→ Work instructions
Please return all the records exactly, with nothing left out.

→ Records from a dataset
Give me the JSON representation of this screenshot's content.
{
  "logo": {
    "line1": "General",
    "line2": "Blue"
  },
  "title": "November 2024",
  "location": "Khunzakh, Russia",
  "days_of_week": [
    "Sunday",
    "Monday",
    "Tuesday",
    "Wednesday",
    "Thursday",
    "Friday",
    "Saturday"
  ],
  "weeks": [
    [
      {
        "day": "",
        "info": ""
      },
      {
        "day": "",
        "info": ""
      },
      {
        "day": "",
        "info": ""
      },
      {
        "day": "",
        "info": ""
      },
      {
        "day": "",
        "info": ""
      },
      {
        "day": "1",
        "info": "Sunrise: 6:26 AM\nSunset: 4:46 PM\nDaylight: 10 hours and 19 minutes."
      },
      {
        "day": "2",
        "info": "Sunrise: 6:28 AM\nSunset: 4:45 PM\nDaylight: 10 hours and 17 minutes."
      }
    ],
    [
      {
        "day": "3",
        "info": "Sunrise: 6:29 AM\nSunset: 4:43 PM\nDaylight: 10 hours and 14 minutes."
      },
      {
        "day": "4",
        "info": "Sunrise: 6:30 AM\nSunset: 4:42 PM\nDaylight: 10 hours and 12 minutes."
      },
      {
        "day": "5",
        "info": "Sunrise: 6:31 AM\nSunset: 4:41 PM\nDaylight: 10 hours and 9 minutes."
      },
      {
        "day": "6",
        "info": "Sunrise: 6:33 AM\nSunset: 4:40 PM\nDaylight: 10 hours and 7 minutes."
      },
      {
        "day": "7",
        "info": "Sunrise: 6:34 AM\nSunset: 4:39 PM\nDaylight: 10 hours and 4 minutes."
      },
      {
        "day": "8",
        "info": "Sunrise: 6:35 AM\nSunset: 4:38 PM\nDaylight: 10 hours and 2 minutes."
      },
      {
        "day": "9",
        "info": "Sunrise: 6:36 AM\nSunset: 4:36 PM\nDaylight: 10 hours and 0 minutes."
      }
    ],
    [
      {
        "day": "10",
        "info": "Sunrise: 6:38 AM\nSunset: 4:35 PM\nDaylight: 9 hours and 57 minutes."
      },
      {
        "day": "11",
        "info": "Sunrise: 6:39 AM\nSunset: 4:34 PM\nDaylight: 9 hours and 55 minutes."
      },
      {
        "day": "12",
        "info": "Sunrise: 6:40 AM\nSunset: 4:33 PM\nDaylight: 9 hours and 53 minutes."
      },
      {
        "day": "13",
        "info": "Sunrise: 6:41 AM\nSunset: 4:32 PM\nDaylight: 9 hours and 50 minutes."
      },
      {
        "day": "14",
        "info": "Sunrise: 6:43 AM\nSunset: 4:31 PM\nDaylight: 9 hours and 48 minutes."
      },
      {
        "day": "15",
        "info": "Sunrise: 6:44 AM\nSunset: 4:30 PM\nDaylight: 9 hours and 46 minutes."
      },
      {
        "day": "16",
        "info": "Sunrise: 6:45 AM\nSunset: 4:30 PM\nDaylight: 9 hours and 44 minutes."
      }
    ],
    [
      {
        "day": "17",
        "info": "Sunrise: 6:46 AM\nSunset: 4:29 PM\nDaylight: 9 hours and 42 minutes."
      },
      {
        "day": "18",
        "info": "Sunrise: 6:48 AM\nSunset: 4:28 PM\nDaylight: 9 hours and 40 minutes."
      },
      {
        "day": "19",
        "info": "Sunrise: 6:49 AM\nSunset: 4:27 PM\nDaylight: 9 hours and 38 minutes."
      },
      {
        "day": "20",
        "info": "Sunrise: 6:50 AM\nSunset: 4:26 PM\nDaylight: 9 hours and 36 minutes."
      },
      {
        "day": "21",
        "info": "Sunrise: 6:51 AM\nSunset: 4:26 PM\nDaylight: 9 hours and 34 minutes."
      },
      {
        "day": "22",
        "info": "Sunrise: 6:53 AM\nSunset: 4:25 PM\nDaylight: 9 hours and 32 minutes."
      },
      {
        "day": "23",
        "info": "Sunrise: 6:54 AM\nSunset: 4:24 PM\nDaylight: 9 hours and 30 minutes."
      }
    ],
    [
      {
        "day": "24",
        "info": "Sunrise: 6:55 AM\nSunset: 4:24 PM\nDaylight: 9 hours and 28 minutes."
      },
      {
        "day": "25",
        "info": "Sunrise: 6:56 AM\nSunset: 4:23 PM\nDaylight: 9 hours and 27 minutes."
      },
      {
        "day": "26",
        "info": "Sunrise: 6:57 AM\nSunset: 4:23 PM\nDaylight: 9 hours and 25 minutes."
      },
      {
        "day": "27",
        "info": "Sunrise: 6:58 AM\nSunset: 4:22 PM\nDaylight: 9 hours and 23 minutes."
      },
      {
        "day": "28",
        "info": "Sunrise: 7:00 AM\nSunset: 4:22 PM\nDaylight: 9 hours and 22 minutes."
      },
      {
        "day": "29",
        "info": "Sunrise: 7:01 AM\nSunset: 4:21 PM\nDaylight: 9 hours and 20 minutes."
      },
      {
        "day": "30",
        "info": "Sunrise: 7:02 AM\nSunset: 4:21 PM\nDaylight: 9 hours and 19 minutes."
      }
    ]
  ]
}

→ Response to the exercise
Give me the JSON representation of this screenshot's content.
{
  "logo": {
    "line1": "General",
    "line2": "Blue"
  },
  "title": "November 2024",
  "location": "Khunzakh, Russia",
  "days_of_week": [
    "Sunday",
    "Monday",
    "Tuesday",
    "Wednesday",
    "Thursday",
    "Friday",
    "Saturday"
  ],
  "weeks": [
    [
      {
        "day": "",
        "info": ""
      },
      {
        "day": "",
        "info": ""
      },
      {
        "day": "",
        "info": ""
      },
      {
        "day": "",
        "info": ""
      },
      {
        "day": "",
        "info": ""
      },
      {
        "day": "1",
        "info": "Sunrise: 6:26 AM\nSunset: 4:46 PM\nDaylight: 10 hours and 19 minutes."
      },
      {
        "day": "2",
        "info": "Sunrise: 6:28 AM\nSunset: 4:45 PM\nDaylight: 10 hours and 17 minutes."
      }
    ],
    [
      {
        "day": "3",
        "info": "Sunrise: 6:29 AM\nSunset: 4:43 PM\nDaylight: 10 hours and 14 minutes."
      },
      {
        "day": "4",
        "info": "Sunrise: 6:30 AM\nSunset: 4:42 PM\nDaylight: 10 hours and 12 minutes."
      },
      {
        "day": "5",
        "info": "Sunrise: 6:31 AM\nSunset: 4:41 PM\nDaylight: 10 hours and 9 minutes."
      },
      {
        "day": "6",
        "info": "Sunrise: 6:33 AM\nSunset: 4:40 PM\nDaylight: 10 hours and 7 minutes."
      },
      {
        "day": "7",
        "info": "Sunrise: 6:34 AM\nSunset: 4:39 PM\nDaylight: 10 hours and 4 minutes."
      },
      {
        "day": "8",
        "info": "Sunrise: 6:35 AM\nSunset: 4:38 PM\nDaylight: 10 hours and 2 minutes."
      },
      {
        "day": "9",
        "info": "Sunrise: 6:36 AM\nSunset: 4:36 PM\nDaylight: 10 hours and 0 minutes."
      }
    ],
    [
      {
        "day": "10",
        "info": "Sunrise: 6:38 AM\nSunset: 4:35 PM\nDaylight: 9 hours and 57 minutes."
      },
      {
        "day": "11",
        "info": "Sunrise: 6:39 AM\nSunset: 4:34 PM\nDaylight: 9 hours and 55 minutes."
      },
      {
        "day": "12",
        "info": "Sunrise: 6:40 AM\nSunset: 4:33 PM\nDaylight: 9 hours and 53 minutes."
      },
      {
        "day": "13",
        "info": "Sunrise: 6:41 AM\nSunset: 4:32 PM\nDaylight: 9 hours and 50 minutes."
      },
      {
        "day": "14",
        "info": "Sunrise: 6:43 AM\nSunset: 4:31 PM\nDaylight: 9 hours and 48 minutes."
      },
      {
        "day": "15",
        "info": "Sunrise: 6:44 AM\nSunset: 4:30 PM\nDaylight: 9 hours and 46 minutes."
      },
      {
        "day": "16",
        "info": "Sunrise: 6:45 AM\nSunset: 4:30 PM\nDaylight: 9 hours and 44 minutes."
      }
    ],
    [
      {
        "day": "17",
        "info": "Sunrise: 6:46 AM\nSunset: 4:29 PM\nDaylight: 9 hours and 42 minutes."
      },
      {
        "day": "18",
        "info": "Sunrise: 6:48 AM\nSunset: 4:28 PM\nDaylight: 9 hours and 40 minutes."
      },
      {
        "day": "19",
        "info": "Sunrise: 6:49 AM\nSunset: 4:27 PM\nDaylight: 9 hours and 38 minutes."
      },
      {
        "day": "20",
        "info": "Sunrise: 6:50 AM\nSunset: 4:26 PM\nDaylight: 9 hours and 36 minutes."
      },
      {
        "day": "21",
        "info": "Sunrise: 6:51 AM\nSunset: 4:26 PM\nDaylight: 9 hours and 34 minutes."
      },
      {
        "day": "22",
        "info": "Sunrise: 6:53 AM\nSunset: 4:25 PM\nDaylight: 9 hours and 32 minutes."
      },
      {
        "day": "23",
        "info": "Sunrise: 6:54 AM\nSunset: 4:24 PM\nDaylight: 9 hours and 30 minutes."
      }
    ],
    [
      {
        "day": "24",
        "info": "Sunrise: 6:55 AM\nSunset: 4:24 PM\nDaylight: 9 hours and 28 minutes."
      },
      {
        "day": "25",
        "info": "Sunrise: 6:56 AM\nSunset: 4:23 PM\nDaylight: 9 hours and 27 minutes."
      },
      {
        "day": "26",
        "info": "Sunrise: 6:57 AM\nSunset: 4:23 PM\nDaylight: 9 hours and 25 minutes."
      },
      {
        "day": "27",
        "info": "Sunrise: 6:58 AM\nSunset: 4:22 PM\nDaylight: 9 hours and 23 minutes."
      },
      {
        "day": "28",
        "info": "Sunrise: 7:00 AM\nSunset: 4:22 PM\nDaylight: 9 hours and 22 minutes."
      },
      {
        "day": "29",
        "info": "Sunrise: 7:01 AM\nSunset: 4:21 PM\nDaylight: 9 hours and 20 minutes."
      },
      {
        "day": "30",
        "info": "Sunrise: 7:02 AM\nSunset: 4:21 PM\nDaylight: 9 hours and 19 minutes."
      }
    ]
  ]
}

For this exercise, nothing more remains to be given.